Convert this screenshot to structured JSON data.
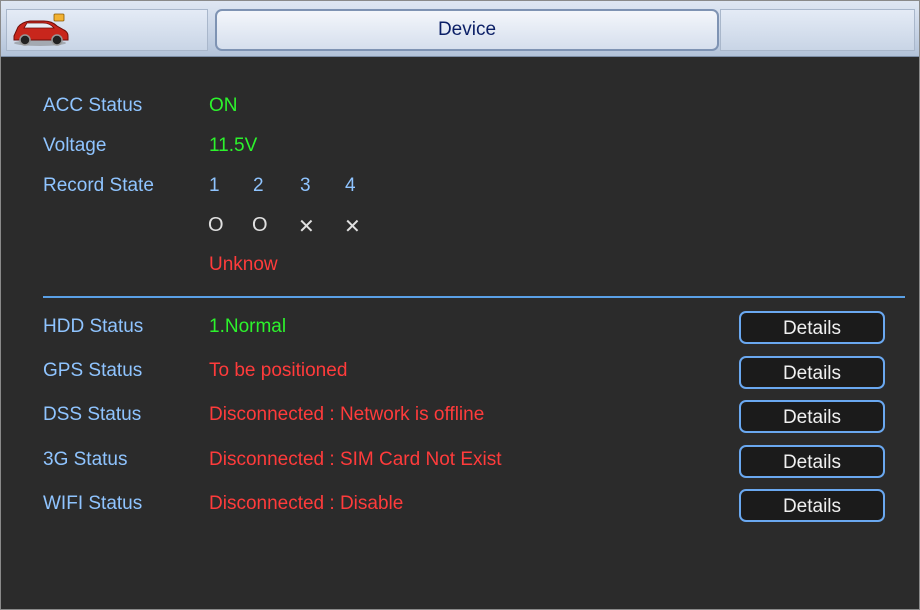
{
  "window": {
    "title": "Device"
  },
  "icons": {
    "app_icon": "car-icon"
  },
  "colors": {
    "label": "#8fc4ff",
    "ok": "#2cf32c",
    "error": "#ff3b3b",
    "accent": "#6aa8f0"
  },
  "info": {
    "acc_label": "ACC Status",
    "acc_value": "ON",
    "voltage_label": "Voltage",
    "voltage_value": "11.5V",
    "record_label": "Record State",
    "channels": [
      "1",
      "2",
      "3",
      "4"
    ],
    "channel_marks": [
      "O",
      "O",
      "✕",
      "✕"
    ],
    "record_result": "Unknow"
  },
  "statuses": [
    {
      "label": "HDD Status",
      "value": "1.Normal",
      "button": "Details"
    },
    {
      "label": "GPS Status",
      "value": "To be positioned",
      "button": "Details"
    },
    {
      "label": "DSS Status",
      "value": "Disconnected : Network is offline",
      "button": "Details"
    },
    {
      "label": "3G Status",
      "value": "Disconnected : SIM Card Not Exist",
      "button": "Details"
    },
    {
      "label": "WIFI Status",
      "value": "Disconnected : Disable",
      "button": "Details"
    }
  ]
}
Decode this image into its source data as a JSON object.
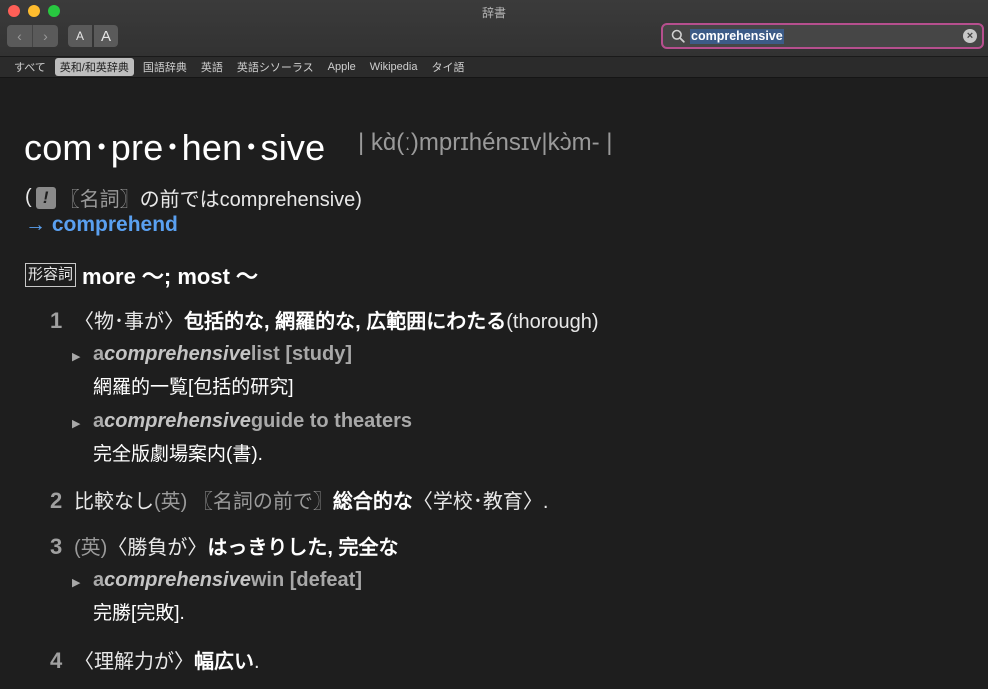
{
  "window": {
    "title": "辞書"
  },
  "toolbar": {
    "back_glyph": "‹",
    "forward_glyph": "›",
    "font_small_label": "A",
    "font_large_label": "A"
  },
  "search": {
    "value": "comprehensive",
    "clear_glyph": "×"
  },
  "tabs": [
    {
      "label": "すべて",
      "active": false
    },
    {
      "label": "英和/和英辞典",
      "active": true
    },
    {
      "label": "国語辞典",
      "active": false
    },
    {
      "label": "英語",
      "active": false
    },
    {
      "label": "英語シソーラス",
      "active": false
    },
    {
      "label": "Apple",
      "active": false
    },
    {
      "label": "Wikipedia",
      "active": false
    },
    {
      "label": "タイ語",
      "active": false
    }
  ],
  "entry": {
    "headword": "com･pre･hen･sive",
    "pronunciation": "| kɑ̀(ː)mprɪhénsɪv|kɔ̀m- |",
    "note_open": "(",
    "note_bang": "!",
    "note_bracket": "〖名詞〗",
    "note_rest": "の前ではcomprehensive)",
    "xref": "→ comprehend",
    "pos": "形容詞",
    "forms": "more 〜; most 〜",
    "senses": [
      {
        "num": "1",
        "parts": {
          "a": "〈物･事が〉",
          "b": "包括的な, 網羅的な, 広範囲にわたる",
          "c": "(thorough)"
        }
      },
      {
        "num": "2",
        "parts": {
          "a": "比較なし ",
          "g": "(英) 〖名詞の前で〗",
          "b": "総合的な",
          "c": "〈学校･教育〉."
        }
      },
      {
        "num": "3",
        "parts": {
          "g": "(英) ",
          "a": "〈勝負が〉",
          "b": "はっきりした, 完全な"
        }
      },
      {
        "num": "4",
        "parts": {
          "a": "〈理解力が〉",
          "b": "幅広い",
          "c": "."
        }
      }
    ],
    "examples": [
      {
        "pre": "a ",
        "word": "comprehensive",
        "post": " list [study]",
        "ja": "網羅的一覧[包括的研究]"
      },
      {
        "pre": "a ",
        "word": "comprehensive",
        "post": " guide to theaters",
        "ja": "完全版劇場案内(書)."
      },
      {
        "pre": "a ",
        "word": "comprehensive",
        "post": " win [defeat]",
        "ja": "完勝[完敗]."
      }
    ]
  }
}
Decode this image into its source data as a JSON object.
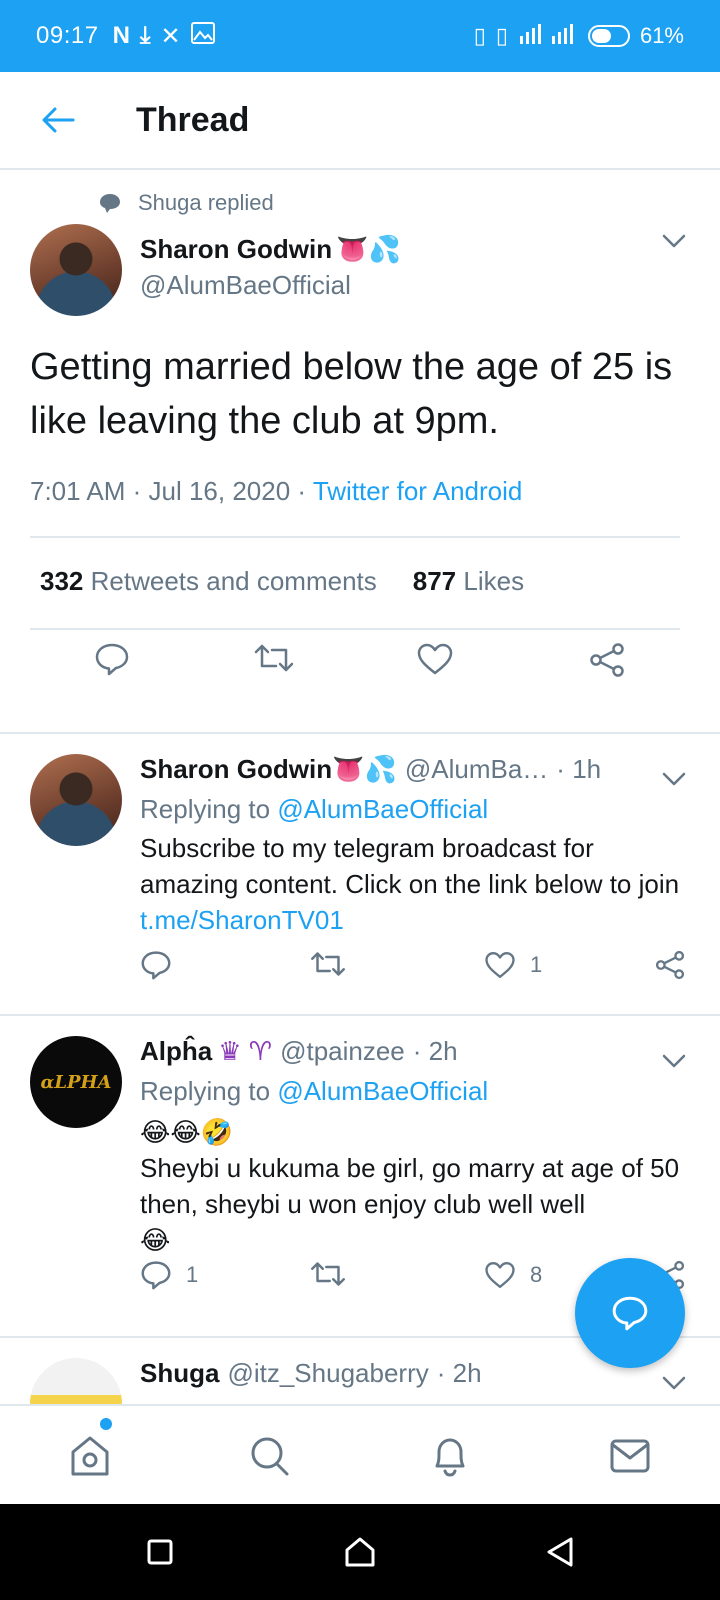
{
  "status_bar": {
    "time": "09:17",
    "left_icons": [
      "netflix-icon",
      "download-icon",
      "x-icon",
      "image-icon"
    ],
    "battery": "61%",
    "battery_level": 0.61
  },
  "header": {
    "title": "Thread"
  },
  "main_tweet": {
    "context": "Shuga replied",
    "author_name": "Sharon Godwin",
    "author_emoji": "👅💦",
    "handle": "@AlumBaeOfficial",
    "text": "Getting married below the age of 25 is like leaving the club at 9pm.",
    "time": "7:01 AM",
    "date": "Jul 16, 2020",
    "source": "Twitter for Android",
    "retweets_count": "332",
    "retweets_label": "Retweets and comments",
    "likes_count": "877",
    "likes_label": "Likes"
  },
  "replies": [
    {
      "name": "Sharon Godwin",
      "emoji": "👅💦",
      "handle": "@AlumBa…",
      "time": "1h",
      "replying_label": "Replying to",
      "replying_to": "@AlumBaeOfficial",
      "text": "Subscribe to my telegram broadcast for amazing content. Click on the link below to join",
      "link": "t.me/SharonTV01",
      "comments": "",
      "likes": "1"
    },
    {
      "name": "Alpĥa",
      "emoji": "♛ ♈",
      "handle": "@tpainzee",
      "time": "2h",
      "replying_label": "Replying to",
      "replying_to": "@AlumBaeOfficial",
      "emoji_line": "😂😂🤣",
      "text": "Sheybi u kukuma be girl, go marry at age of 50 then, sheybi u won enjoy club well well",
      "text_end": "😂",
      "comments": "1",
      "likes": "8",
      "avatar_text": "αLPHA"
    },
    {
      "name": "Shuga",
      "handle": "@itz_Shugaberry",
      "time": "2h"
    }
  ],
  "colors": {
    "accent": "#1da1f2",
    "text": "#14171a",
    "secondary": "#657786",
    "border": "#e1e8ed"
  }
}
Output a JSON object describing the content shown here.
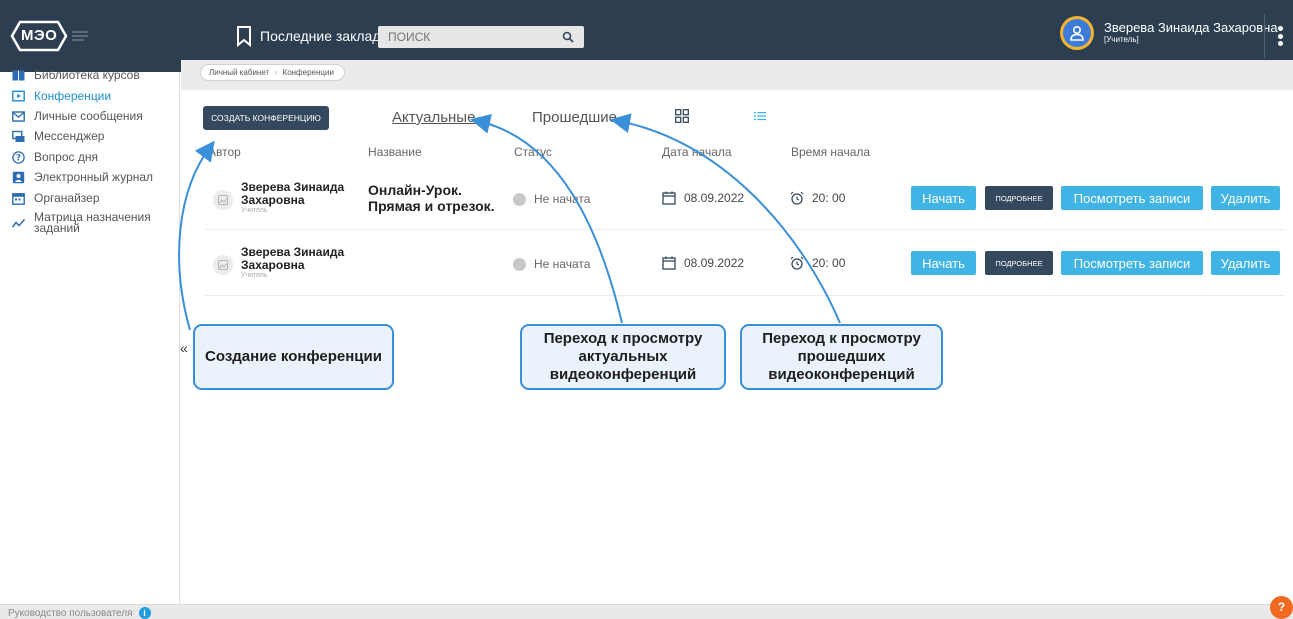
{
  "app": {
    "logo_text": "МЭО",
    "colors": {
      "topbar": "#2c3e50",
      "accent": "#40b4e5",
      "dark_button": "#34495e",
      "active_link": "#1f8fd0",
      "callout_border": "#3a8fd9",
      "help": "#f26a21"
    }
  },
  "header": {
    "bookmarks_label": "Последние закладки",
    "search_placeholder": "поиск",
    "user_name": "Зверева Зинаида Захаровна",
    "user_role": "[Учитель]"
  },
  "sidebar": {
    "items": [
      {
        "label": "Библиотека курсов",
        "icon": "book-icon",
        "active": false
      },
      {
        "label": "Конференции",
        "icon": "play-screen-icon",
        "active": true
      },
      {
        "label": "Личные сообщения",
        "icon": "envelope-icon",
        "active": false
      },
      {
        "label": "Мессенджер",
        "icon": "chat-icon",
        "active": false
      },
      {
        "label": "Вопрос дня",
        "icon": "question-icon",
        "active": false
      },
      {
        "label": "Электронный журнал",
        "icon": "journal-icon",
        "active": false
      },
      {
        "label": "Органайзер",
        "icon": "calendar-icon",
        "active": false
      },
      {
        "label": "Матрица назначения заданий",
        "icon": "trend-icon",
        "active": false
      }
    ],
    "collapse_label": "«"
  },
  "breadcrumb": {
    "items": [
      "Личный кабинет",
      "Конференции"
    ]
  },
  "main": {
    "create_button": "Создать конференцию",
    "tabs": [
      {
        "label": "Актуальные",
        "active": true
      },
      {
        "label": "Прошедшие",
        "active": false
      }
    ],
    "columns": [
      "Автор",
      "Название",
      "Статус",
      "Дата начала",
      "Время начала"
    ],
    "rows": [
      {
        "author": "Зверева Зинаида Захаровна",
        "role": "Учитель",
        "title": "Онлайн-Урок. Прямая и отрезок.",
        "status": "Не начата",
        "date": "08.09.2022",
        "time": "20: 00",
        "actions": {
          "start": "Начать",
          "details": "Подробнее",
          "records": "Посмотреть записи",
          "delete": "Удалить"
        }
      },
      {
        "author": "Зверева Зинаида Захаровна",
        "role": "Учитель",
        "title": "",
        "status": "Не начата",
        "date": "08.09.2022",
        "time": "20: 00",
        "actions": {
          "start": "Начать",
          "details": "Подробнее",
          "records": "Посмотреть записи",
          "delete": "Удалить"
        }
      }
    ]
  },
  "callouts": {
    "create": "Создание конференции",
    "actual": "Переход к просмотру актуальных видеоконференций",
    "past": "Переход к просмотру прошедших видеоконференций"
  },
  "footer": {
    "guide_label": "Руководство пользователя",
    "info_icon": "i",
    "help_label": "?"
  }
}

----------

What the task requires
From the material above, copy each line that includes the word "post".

Your solution
        "post": " list [study]",
        "post": " guide to theaters",
        "post": " win [defeat]",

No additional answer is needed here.